## Task prompt
Identify every line in the records below that contains the word "JSON", and copy each of those lines.

┌─ Material for this exercise

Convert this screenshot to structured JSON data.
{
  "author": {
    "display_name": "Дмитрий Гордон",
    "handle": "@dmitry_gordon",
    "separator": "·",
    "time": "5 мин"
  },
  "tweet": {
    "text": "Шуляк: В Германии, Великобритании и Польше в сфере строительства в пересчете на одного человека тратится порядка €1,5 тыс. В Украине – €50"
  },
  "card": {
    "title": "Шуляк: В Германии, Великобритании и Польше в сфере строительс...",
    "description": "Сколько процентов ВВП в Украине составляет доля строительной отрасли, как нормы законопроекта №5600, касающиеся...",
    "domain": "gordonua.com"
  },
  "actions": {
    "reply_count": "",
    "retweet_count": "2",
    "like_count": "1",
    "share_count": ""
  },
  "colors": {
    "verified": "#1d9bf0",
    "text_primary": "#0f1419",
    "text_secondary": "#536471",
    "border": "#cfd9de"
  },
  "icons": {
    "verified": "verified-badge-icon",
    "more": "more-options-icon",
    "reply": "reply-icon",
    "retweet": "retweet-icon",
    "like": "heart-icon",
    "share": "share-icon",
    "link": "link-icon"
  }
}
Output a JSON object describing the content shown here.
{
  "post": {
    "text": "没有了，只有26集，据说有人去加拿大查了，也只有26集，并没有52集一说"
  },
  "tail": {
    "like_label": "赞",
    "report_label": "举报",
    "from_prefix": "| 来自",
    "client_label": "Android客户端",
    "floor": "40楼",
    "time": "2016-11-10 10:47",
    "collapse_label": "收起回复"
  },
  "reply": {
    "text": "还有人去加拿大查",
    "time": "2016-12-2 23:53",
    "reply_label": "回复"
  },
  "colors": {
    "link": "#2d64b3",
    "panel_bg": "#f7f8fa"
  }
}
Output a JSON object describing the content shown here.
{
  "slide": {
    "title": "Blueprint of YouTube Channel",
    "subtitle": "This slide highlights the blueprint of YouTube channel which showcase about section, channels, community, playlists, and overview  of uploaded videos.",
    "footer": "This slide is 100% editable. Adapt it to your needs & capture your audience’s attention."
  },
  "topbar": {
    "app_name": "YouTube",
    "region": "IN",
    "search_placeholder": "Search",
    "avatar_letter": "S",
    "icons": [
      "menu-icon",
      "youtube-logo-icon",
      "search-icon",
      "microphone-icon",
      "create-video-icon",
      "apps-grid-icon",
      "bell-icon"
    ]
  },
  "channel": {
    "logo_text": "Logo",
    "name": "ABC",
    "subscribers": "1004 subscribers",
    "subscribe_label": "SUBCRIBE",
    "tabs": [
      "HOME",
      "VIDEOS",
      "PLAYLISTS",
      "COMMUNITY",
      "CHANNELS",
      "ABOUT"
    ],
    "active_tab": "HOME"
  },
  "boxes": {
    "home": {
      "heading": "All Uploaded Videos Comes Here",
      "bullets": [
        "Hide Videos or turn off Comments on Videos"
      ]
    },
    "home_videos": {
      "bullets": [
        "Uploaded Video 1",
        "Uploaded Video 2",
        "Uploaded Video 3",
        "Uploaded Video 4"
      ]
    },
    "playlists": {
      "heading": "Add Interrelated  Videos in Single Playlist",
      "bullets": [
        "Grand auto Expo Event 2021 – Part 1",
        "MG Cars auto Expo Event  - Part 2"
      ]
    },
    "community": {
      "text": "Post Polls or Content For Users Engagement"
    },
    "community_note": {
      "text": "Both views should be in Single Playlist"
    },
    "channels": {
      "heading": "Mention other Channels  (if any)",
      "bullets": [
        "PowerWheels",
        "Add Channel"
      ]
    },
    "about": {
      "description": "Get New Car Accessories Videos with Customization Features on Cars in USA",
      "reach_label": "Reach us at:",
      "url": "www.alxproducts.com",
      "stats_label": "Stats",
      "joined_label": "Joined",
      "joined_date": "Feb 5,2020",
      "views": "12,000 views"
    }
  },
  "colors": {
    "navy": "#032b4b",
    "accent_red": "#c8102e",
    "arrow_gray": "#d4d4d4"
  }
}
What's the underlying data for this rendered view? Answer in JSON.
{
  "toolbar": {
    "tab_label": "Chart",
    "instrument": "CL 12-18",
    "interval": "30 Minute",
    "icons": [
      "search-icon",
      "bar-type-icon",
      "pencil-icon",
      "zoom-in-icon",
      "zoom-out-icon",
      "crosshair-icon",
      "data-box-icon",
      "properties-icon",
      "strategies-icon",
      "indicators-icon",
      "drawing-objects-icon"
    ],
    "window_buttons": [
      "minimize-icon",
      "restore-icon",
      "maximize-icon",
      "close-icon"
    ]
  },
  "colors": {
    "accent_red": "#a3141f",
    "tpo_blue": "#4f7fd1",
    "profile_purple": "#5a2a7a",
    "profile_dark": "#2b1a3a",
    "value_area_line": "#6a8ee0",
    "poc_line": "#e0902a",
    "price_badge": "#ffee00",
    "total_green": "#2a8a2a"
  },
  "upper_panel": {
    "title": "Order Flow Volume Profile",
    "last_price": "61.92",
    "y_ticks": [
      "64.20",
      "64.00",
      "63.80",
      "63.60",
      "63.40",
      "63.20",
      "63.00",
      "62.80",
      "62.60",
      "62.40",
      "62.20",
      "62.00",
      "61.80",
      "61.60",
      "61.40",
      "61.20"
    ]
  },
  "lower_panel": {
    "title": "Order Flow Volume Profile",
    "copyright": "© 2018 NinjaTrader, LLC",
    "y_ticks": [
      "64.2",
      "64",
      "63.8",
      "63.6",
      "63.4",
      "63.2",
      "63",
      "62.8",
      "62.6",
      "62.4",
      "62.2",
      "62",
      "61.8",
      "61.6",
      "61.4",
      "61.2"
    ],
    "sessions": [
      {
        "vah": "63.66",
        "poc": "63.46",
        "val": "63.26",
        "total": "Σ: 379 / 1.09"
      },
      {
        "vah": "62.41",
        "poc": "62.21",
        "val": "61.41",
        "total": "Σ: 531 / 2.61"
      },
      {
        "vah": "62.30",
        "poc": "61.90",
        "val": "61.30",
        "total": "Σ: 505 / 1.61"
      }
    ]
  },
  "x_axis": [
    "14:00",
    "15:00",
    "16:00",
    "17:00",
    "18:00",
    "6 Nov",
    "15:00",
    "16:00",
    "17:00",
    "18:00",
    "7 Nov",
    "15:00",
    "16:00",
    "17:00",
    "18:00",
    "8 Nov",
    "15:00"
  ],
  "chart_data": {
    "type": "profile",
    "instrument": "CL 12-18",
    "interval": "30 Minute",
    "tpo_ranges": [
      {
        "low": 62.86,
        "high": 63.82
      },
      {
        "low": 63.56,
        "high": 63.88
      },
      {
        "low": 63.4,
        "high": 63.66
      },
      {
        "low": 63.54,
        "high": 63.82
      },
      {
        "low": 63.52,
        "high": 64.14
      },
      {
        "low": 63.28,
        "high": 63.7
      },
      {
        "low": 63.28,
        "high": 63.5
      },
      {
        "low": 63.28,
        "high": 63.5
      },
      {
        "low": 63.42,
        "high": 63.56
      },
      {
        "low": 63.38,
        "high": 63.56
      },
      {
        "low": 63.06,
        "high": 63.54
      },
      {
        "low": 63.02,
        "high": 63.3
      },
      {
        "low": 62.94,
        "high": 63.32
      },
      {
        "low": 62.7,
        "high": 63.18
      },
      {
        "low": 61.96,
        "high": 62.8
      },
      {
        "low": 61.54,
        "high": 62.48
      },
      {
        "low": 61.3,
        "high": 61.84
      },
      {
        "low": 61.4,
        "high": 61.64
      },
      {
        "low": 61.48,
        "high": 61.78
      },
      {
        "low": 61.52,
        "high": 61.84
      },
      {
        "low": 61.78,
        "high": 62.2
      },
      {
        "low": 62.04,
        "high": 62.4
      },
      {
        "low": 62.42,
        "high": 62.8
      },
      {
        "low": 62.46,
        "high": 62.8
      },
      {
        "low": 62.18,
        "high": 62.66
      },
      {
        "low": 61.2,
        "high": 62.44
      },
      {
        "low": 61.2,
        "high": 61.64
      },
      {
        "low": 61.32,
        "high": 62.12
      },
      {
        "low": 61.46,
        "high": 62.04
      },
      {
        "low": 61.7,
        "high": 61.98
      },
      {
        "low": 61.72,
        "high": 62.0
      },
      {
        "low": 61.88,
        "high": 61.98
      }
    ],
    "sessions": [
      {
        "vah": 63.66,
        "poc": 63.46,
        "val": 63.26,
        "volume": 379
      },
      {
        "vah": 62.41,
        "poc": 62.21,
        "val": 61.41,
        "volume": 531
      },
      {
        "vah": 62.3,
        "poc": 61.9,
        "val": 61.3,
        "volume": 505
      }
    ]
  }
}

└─

## Answer section
Convert this screenshot to structured JSON data.
Output a JSON object describing the content shown here.
Output a JSON object describing the content shown here.
What's the underlying data for this rendered view? Answer in JSON.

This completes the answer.